• Exercise details
Go through the records below line by line. Count the lines with "Filter" and give the count alone.

• Provided data
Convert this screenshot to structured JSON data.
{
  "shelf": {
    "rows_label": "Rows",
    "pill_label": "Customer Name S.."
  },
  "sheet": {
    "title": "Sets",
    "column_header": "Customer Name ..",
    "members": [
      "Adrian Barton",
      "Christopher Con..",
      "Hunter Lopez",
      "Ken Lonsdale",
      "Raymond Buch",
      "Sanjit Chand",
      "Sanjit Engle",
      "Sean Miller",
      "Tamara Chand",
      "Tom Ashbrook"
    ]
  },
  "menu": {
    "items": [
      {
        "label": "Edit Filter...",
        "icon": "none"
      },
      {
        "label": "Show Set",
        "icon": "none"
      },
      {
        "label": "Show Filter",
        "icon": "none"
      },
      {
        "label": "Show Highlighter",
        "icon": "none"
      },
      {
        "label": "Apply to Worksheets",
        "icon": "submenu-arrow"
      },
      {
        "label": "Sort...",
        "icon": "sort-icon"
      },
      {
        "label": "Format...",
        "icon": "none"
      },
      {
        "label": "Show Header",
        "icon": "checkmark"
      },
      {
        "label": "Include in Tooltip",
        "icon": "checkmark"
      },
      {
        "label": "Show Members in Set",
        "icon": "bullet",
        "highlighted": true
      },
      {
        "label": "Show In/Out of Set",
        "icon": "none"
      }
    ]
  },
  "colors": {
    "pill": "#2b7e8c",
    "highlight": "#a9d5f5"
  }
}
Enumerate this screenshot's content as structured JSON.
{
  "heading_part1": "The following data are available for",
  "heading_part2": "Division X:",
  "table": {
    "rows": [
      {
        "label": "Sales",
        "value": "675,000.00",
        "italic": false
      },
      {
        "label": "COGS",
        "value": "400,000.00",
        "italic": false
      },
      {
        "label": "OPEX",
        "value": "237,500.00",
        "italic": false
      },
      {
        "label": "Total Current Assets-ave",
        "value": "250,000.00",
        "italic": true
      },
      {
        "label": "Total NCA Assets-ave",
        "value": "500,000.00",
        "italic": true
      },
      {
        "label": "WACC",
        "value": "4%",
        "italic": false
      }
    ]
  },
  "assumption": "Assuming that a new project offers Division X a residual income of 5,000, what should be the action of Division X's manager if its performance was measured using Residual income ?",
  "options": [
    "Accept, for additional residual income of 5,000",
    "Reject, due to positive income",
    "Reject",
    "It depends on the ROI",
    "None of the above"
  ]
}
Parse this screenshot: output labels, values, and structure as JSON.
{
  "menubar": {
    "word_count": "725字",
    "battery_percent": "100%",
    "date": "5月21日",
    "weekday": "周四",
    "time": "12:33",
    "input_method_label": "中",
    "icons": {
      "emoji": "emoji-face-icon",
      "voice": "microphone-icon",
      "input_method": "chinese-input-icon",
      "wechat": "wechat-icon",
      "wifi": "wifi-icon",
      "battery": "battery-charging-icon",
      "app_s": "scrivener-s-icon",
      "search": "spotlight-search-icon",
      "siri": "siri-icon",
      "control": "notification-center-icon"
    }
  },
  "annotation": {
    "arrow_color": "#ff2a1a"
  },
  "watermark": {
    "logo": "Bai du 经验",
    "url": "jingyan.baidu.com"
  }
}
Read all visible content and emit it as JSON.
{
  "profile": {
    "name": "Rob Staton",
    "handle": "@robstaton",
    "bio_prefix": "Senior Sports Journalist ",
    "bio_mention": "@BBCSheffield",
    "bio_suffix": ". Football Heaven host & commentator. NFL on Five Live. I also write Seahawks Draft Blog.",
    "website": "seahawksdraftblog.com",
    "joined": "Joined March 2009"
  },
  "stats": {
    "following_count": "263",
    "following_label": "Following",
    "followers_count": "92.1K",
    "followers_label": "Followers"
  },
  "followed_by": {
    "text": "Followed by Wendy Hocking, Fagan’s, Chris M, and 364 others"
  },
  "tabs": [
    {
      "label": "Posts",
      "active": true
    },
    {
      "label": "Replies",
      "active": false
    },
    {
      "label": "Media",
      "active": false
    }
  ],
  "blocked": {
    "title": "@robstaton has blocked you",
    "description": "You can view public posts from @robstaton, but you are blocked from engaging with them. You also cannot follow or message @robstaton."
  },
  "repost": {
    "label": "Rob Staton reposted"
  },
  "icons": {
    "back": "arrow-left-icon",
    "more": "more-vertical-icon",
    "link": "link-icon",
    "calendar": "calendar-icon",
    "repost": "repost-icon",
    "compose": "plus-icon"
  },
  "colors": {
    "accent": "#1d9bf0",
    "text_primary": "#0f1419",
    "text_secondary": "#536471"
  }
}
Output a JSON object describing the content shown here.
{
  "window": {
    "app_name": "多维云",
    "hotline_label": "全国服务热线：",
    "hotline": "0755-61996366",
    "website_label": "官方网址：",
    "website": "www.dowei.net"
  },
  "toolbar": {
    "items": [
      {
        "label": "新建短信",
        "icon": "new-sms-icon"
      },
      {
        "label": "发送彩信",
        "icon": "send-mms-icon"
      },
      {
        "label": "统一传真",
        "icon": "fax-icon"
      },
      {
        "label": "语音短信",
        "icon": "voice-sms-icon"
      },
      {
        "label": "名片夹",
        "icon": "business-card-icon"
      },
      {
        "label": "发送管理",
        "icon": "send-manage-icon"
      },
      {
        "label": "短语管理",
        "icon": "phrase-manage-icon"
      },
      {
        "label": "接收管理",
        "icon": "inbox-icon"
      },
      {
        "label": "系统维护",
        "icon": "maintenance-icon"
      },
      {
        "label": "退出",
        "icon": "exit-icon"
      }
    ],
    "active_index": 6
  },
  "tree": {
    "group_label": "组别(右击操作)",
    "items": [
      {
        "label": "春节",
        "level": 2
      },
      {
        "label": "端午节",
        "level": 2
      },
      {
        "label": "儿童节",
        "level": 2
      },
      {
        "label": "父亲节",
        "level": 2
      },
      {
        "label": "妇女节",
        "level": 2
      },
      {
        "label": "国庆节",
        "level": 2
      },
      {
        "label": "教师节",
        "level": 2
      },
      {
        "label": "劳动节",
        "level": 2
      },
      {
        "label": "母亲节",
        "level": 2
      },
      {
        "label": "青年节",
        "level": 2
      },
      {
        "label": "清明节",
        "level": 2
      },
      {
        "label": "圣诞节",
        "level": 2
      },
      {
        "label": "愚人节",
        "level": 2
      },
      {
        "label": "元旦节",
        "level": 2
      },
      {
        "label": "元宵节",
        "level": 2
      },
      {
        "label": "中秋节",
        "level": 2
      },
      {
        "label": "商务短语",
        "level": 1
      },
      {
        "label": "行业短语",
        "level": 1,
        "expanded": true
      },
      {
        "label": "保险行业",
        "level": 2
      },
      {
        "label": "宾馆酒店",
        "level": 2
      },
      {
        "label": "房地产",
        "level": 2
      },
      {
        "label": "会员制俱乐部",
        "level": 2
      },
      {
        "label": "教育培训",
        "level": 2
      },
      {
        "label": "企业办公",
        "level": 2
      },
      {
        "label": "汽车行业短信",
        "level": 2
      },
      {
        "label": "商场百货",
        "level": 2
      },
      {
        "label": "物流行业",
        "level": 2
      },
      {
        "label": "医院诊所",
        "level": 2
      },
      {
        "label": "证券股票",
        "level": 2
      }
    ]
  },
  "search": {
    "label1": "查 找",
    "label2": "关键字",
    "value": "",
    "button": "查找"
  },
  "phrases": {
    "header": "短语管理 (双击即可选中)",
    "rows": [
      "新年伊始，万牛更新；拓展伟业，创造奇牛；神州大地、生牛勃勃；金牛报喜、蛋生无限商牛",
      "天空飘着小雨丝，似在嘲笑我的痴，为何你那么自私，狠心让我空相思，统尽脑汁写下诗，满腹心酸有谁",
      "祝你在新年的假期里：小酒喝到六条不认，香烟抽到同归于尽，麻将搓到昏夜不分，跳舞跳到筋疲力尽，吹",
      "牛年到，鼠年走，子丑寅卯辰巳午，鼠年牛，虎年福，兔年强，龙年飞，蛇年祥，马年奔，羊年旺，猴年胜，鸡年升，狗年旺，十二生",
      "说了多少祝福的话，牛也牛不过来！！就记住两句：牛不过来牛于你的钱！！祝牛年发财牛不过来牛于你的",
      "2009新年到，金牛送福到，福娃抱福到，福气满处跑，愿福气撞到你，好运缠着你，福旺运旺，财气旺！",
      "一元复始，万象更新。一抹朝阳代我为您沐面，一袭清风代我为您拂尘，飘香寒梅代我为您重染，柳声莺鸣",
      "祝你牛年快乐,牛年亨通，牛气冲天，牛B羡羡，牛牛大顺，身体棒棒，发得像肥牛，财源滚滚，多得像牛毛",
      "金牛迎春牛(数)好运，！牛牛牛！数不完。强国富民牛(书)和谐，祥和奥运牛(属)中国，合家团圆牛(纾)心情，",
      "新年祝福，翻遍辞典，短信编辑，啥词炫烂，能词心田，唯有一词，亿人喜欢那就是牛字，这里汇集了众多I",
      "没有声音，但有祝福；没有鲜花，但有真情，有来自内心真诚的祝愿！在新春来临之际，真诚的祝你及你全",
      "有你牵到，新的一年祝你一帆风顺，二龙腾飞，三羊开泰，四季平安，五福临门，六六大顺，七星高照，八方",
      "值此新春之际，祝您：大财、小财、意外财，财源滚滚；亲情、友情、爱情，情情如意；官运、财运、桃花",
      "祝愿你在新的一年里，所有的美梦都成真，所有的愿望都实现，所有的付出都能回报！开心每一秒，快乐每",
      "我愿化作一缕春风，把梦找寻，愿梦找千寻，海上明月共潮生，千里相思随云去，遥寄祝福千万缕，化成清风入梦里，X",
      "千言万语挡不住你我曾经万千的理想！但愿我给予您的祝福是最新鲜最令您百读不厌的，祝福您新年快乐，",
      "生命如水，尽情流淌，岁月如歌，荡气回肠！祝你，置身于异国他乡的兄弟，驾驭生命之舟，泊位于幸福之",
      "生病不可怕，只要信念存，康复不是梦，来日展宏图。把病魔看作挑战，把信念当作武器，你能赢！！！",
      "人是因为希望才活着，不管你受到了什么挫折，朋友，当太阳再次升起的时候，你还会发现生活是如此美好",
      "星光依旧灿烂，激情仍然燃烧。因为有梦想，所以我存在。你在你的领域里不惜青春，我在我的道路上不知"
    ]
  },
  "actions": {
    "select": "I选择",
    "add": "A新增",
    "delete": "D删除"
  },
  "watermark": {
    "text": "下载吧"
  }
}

• Reply to the task
2